_WORK REQUIRED:_ Look through the material and copy each line holding "Promote".
###
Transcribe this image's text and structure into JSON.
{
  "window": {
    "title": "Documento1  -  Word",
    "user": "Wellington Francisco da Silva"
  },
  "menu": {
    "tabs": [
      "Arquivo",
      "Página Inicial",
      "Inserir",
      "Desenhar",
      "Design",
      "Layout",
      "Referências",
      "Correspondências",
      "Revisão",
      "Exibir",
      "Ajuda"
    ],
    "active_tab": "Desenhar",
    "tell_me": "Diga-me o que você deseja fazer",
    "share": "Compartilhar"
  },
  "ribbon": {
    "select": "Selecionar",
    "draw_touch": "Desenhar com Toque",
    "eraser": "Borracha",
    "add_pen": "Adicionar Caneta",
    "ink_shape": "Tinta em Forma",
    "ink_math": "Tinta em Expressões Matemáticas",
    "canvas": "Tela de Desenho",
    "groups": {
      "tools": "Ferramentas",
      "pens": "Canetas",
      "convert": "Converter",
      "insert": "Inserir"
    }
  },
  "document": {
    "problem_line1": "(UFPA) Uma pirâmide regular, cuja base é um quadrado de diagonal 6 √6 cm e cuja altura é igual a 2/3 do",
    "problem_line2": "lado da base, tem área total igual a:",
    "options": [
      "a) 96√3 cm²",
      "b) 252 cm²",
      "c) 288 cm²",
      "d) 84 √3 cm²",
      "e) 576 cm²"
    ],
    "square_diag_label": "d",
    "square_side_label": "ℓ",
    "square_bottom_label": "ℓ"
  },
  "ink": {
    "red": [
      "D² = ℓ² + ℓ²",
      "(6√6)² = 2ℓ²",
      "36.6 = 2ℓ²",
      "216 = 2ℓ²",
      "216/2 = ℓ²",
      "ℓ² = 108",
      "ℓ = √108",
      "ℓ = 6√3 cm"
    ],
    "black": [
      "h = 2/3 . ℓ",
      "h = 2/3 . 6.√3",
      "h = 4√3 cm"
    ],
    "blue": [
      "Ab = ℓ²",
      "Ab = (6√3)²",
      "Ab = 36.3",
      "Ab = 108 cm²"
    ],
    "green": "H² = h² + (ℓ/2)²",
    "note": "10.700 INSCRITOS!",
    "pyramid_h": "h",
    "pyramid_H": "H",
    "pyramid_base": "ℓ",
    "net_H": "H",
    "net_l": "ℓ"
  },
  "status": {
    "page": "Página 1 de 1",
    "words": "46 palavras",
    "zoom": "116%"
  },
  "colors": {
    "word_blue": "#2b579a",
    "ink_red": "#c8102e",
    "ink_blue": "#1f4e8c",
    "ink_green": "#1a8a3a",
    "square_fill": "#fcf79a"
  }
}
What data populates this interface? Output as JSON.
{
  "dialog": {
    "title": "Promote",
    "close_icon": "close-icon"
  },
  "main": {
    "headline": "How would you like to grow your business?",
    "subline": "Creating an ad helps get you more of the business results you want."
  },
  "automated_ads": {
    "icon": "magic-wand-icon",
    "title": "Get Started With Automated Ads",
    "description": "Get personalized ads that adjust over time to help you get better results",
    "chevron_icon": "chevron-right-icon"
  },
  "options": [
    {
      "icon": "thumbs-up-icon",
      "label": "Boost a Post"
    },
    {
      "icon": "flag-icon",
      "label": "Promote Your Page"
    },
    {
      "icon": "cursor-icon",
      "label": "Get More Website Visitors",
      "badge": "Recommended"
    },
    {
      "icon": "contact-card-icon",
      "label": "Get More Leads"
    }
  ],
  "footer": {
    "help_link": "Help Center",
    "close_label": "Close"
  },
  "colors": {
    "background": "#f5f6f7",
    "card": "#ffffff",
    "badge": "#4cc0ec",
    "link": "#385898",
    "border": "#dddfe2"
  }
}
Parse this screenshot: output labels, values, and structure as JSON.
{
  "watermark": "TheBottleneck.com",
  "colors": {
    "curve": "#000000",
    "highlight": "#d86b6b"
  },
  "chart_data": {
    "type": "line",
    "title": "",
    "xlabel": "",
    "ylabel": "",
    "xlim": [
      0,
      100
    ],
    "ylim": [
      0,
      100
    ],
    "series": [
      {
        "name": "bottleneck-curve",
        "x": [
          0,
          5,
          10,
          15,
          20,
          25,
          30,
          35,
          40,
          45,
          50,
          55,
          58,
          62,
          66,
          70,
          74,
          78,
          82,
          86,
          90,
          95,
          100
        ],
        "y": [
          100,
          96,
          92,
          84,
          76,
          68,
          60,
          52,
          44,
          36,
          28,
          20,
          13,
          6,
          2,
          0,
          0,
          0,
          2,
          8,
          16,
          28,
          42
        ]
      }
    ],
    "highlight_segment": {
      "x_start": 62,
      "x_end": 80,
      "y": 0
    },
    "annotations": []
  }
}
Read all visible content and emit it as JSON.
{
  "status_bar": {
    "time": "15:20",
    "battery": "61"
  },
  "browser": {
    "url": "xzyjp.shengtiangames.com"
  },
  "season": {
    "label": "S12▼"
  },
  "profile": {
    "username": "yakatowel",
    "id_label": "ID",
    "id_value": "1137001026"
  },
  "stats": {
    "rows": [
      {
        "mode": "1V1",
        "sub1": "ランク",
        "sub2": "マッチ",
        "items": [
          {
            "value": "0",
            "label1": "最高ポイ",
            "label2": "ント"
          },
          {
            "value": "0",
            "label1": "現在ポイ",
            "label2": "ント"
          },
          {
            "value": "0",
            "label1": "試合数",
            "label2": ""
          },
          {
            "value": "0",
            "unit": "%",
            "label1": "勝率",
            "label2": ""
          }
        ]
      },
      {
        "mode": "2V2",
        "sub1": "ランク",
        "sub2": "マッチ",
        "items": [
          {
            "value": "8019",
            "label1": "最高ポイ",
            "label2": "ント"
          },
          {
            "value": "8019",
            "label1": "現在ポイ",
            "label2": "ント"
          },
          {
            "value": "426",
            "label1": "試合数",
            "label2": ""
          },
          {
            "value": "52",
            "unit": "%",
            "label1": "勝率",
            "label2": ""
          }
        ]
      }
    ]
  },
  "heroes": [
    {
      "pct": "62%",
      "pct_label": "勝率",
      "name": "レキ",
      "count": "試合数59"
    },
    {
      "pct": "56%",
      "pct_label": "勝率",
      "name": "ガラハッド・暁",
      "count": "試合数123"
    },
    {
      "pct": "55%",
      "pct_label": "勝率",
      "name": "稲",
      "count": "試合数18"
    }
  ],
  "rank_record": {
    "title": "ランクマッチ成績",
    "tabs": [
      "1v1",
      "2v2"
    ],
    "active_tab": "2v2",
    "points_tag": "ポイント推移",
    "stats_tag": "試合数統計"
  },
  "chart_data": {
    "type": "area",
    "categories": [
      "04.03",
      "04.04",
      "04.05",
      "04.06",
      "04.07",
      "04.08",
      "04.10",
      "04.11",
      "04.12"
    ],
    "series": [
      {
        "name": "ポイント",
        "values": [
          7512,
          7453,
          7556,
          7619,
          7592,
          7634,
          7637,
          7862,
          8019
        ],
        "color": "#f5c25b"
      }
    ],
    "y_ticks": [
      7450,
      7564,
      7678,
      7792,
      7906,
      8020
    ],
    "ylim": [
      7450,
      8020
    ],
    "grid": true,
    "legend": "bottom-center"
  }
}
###
_SOLUTION FOR THIS EXERCISE:_
    "title": "Promote",
      "label": "Promote Your Page"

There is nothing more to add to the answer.